Burning coal in China contributes one-fifth of the world’s total emissions of the greenhouse gas carbon dioxide from fossil fuels, and if the country continues to increase its coal emissions through 2025 or beyond, it will make it “almost impossible for the world to move onto an emissions reduction pathway that gives even a 50-50 probability of staying below” 2 degrees Celsius, according to the study released on Monday by two British research centers.
China, the world’s leading emitter of greenhouse gases, should cap its coal consumption by 2020 or sooner and take steps to eliminate its use entirely by 2040, the study by the Center for Climate Change Economics and Policy and the Grantham Research Institute on Climate Change and the Environment recommends. That can be done by improving efficiency, taxing coal and focusing on alternative energies such as wind and solar, the report said.
Weaning China from coal would provide many benefits, the authors, Fergus Green and Nicholas Stern, wrote in the report. Many of China’s cities, especially in the country’s north, are choking in pollution caused in part by coal-fired plants. Cleaner air would dramatically increase the quality of life, helping the government’s push to accelerate urbanization.
China is increasingly dependent on coal imports to feed its growing demand, so a move away from coal would give the country greater energy security and shield it from global price swings. Reducing coal consumption would also ease water shortages, especially in northern China, because of the great deal of water needed to generate power from coal and also to convert coal into gas. And because of the size of China’s market, a push into alternative energies would make China a world leader in solar, wind and other energies, allowing it to develop new export markets, the report said.
Nations meeting in Copenhagen in 2009 for a United Nations summit conference on curbing greenhouse gases agreed that the world should strive to keep temperatures from rising more than 2 degrees Celsius from pre-industrial times in order to limit rising sea levels and increasingly extreme weather conditions. The study cites figures showing that the maximum global carbon dioxide-equivalent emissions level in 2030 that will give a 50-50 chance of staying below a 2 degrees Celsius increase is 32-33 gigatons. Yet unless China curbs its coal use, it alone is forecast to exceed 15 gigatons of carbon dioxide-equivalent emissions by 2030, or almost half that total amount, the study found.
Last year, China issued new rules that curtail the construction of new coal-fired plants in three major urban areas centered on Beijing, Shanghai and Guangzhou. But poorer inland provinces continue to build new plants, viewing the power industry as key to economic development.
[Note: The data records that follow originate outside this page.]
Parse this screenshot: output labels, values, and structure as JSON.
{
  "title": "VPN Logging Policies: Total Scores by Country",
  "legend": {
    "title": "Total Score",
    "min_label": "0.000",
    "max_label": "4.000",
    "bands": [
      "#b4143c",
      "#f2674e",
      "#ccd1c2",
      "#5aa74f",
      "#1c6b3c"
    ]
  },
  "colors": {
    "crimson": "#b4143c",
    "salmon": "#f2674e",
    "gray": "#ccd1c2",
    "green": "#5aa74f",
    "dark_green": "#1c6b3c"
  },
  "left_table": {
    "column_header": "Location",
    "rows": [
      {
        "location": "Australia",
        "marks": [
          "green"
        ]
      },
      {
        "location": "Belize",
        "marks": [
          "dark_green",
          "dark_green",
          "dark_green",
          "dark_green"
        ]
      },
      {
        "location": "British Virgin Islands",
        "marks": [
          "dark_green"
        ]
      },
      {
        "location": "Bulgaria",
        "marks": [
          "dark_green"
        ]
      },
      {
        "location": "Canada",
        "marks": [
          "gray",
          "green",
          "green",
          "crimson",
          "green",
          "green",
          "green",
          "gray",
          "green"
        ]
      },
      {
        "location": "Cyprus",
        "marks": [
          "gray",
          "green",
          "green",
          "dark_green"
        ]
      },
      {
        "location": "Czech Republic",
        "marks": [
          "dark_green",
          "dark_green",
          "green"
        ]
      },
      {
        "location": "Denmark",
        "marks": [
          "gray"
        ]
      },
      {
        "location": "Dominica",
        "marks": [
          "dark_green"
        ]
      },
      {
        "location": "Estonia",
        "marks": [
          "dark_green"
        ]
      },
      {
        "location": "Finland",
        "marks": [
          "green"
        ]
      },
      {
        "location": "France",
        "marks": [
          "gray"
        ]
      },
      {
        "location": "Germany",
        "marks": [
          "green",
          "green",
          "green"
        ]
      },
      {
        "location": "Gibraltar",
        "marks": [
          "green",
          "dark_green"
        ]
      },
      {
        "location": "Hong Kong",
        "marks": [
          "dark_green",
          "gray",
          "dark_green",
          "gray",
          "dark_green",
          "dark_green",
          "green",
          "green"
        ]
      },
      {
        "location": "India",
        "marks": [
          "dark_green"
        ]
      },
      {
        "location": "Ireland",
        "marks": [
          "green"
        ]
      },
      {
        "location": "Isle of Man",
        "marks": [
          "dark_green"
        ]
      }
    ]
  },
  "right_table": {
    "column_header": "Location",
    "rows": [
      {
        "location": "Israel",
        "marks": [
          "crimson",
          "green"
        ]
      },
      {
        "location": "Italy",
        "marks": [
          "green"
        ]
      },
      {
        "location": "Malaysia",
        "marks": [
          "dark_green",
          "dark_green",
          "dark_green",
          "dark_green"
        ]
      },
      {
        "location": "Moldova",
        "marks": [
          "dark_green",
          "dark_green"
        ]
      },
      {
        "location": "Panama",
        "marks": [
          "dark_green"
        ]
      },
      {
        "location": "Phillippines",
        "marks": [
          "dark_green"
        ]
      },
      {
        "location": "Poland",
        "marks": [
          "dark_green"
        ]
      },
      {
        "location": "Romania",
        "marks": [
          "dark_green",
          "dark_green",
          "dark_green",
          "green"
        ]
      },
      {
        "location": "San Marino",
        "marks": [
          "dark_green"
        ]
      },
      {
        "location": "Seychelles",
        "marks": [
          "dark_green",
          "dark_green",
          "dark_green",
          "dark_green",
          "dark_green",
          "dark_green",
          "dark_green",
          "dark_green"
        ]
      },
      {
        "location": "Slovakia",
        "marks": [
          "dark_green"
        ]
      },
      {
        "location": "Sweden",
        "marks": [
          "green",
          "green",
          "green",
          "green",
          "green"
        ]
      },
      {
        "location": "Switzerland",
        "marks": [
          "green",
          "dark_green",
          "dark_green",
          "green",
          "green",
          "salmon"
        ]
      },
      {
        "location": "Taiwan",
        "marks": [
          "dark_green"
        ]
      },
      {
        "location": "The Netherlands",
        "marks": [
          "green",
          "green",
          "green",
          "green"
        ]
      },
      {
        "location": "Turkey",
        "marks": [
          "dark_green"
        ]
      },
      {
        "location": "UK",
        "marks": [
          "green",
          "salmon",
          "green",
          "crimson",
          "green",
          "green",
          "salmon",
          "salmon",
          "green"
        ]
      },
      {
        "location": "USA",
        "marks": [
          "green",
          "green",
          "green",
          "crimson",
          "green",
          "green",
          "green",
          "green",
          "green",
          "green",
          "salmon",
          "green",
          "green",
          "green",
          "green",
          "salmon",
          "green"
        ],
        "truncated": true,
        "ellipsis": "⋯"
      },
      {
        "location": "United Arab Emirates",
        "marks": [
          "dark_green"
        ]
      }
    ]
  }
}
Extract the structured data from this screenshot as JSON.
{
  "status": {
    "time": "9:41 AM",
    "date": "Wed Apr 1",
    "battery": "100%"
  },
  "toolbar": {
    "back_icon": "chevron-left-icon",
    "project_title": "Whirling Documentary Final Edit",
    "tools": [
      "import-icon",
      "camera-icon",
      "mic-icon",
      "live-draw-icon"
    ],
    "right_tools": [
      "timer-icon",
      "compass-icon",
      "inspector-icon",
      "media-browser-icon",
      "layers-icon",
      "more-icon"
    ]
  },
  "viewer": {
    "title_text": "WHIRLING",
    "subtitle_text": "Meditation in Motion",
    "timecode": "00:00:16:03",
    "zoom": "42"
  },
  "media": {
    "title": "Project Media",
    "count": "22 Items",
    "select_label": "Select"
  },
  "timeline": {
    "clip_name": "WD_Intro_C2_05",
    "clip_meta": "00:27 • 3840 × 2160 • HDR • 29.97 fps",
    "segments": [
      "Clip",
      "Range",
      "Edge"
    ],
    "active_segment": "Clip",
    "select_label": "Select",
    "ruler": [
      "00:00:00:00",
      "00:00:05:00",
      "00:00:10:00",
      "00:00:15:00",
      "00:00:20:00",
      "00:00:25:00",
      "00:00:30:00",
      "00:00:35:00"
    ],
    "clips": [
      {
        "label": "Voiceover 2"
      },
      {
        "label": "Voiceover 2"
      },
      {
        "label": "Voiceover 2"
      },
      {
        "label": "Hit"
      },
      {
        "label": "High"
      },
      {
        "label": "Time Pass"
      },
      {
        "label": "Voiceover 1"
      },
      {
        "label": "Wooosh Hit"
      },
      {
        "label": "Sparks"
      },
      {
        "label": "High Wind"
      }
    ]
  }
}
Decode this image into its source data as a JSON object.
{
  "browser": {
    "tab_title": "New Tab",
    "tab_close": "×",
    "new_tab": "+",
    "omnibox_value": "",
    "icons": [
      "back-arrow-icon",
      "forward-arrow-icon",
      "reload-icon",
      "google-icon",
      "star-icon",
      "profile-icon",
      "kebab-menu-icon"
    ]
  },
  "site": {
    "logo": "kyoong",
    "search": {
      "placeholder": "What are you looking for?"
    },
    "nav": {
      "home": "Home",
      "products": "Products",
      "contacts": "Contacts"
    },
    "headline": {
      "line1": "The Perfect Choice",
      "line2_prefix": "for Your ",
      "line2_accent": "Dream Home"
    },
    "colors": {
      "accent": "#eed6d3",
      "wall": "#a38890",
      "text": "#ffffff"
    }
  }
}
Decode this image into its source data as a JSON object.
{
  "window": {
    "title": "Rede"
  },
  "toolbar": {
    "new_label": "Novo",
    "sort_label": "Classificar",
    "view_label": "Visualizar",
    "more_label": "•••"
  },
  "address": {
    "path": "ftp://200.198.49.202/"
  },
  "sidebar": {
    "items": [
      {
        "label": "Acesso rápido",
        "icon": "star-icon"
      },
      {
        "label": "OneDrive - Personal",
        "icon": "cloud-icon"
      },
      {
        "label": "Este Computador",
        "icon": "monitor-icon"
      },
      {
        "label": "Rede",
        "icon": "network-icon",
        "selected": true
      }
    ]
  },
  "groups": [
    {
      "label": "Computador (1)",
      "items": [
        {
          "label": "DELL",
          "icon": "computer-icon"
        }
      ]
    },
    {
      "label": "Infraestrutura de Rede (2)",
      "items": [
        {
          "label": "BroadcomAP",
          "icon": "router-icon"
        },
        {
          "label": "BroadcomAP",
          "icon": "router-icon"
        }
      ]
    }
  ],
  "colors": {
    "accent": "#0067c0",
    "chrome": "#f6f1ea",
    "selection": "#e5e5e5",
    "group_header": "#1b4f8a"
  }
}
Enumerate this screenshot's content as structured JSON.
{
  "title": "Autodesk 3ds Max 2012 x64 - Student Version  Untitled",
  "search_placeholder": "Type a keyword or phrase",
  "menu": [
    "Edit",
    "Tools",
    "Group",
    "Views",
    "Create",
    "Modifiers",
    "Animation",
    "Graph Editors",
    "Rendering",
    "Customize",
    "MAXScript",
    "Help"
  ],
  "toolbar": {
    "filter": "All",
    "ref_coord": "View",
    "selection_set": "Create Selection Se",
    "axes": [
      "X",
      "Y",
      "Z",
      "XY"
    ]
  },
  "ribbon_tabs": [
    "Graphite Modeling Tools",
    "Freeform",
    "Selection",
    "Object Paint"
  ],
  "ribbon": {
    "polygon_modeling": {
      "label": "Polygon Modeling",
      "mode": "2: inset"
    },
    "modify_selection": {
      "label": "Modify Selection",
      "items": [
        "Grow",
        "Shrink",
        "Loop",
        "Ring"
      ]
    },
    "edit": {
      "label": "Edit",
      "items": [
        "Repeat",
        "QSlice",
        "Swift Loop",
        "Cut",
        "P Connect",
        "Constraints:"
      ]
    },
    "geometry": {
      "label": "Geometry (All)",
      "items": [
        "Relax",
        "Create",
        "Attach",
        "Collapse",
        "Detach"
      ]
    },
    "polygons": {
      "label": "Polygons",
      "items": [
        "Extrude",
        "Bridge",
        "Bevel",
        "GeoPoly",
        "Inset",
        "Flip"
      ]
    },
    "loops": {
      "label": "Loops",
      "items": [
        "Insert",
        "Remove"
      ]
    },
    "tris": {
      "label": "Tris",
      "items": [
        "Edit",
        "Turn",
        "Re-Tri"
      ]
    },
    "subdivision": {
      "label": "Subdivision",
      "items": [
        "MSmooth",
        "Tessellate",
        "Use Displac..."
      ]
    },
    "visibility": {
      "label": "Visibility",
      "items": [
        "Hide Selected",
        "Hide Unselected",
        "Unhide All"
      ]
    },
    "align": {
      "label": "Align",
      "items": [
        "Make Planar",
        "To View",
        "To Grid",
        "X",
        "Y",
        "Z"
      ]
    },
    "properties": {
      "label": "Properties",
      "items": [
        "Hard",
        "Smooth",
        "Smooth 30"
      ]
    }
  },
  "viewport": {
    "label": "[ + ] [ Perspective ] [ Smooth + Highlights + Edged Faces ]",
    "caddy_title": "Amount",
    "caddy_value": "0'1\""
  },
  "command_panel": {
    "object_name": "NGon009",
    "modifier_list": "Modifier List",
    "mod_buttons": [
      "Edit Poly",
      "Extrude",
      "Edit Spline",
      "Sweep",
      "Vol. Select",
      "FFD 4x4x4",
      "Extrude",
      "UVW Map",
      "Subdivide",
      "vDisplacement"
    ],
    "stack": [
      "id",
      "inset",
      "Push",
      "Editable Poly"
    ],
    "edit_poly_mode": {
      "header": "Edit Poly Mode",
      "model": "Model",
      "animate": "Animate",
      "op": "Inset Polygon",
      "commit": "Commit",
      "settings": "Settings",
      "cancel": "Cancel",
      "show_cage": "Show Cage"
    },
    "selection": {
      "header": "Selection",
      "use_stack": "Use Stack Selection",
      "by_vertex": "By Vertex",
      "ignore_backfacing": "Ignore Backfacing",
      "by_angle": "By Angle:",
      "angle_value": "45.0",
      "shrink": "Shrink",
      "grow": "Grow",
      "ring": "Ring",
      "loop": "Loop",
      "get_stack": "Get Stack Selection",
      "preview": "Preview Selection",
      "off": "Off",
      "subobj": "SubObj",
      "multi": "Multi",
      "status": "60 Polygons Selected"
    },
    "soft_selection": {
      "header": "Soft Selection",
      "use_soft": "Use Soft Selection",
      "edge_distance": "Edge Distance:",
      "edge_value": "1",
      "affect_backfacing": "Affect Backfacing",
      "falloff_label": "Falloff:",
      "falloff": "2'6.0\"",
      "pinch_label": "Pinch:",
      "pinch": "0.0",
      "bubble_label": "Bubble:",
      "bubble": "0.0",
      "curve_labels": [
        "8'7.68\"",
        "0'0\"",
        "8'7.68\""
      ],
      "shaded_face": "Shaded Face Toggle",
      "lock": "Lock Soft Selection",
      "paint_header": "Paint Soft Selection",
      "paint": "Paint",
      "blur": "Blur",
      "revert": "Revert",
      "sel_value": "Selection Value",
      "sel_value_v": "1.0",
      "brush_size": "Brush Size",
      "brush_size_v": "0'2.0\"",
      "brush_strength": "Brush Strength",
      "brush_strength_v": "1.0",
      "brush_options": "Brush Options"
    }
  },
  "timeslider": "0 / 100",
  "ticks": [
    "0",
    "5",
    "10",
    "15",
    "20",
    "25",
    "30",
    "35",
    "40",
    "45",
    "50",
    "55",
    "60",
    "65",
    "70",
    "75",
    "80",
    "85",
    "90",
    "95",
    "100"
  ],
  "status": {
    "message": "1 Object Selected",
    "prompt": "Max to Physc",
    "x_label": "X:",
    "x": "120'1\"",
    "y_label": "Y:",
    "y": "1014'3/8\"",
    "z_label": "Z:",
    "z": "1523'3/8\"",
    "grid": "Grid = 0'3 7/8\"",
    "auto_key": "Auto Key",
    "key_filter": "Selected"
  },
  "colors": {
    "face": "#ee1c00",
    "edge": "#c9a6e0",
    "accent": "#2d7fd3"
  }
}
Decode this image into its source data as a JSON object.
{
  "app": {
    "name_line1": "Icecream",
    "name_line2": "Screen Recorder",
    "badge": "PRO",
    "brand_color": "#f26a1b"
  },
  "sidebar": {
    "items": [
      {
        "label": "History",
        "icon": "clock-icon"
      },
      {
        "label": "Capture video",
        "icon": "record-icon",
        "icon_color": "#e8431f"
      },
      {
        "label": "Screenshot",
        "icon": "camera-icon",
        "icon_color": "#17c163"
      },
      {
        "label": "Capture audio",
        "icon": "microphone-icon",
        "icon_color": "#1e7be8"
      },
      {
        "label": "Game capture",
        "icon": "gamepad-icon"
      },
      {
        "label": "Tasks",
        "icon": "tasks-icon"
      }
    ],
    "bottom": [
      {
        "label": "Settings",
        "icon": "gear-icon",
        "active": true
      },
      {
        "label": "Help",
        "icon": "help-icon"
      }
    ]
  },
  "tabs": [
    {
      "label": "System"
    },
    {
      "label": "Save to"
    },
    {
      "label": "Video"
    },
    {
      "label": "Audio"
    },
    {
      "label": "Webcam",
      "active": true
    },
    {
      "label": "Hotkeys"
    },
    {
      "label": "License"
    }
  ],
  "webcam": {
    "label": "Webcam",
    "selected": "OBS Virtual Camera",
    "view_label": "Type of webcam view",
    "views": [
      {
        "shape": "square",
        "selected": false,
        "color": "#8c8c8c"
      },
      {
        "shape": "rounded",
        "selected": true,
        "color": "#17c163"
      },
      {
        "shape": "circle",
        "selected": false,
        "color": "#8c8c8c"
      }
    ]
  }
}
Chinese planners have proposed 363 new coal-fired plants, according to a November 2012 report by the World Resources Institute, a Washington-based environmental advocacy group. Though many of those plants may never be built, their planned capacity is more than half again as much as the entire coal-fired output in the United States, according to United States Energy Information Administration figures.